By New Times
By Derek Askey
By Mark Deming
By Serene Dominic
By Jason Keil
By Robrt L. Pela and Amy Silverman
By Jeff Moses
By Serene Dominic
Henry Gray, born in Louisiana in 1925, pulled a stretch in World War II and then migrated to Chicago, which was where Howlin' Wolf found him. Gray had been honing his piano chops for years in a variety of barrelhouse and back-room settings throughout the South, but it was Chicago that whipped him into a professional. In 1956 Gray joined Wolf's regular band, playing piano for the venerable bluesman until 1968. During that sojourn Gray contributed to recordings by several other artists on the Chess label, pulling time with Little Walter, Jimmy Rogers and Muddy Waters, among others. In the years since, he's performed and recorded with such luminaries as B.B. King, Elmore James, Jimmy Reed, Buddy Guy, Taj Mahal and Koko Taylor.
Now a sprightly 76 years old, Gray turns his attentions to the city that provided his entree into those settings on his own showcase, Henry Gray Plays Chicago Blues. Produced by Rhythm Room impresario Bob Corritore, who contributes harmonica on the album, Henry Gray Plays is a South Side stroll through the history of electric blues in the Windy City. Originals and covers (by the likes of Lowell Fulson, Elmore James and Gray's old mentor, Howlin' Wolf) flow so seamlessly into one another that they might have been recorded on a single summer night -- a pleasant surprise, given that the sessions for this album stretched over a period of five years.
Wisely, the production on Henry Gray Plays keeps the piano levels low enough so that the band's ensemble work shines throughout, and Gray here enjoys formidable backing indeed. Muddy Waters' longtime associate Bob Margolin contributes guitar, as does the Fabulous Thunderbirds' Kid Ramos. Drummer Chico Chism (who also worked with Howlin' Wolf for a time) provides tight and certain rhythm. In addition to his piano work, Gray sings all the vocals here as well, and if his voice sometimes pales in comparison to the playing, that's less a criticism than a simple case of you-can't-outshine-the-sun.
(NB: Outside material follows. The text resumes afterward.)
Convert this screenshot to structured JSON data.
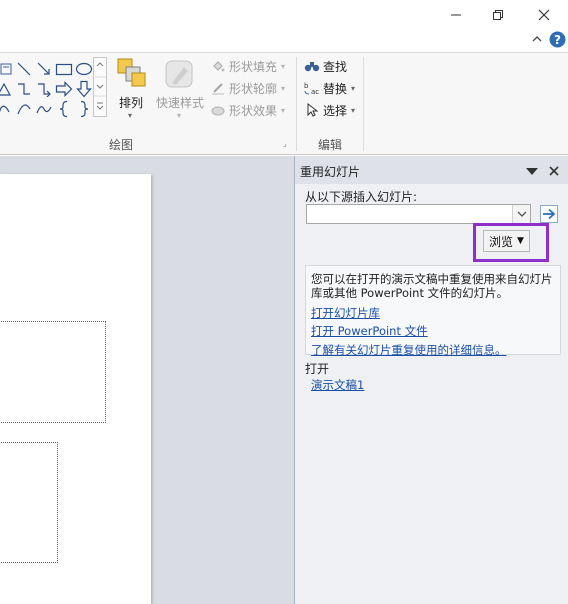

Gray's piano playing is at once precise and primitive. Occasionally it sounds as though he means to strip the ivory right off the keys, so forceful is his attack; but you know with undeniable certainty that Gray meant to demolish that key, and not the one beside it. On stompers like "Talkin' 'Bout You" and the sleazy "They Raided the Joint" his dexterity propels stories of hard luck and harder whiskey, but it's the instrumental gem "Henry's Houserocker" that really showcases Gray's talent. By this, the third track on the album, it becomes apparent that Gray's not trading on his résumé. He carries each of the tunes here with confidence and style to spare. Henry Gray Plays Chicago Blues is as straightforward and accurate a title as you could hope for; aficionados of the classic Shytown sound should take notice.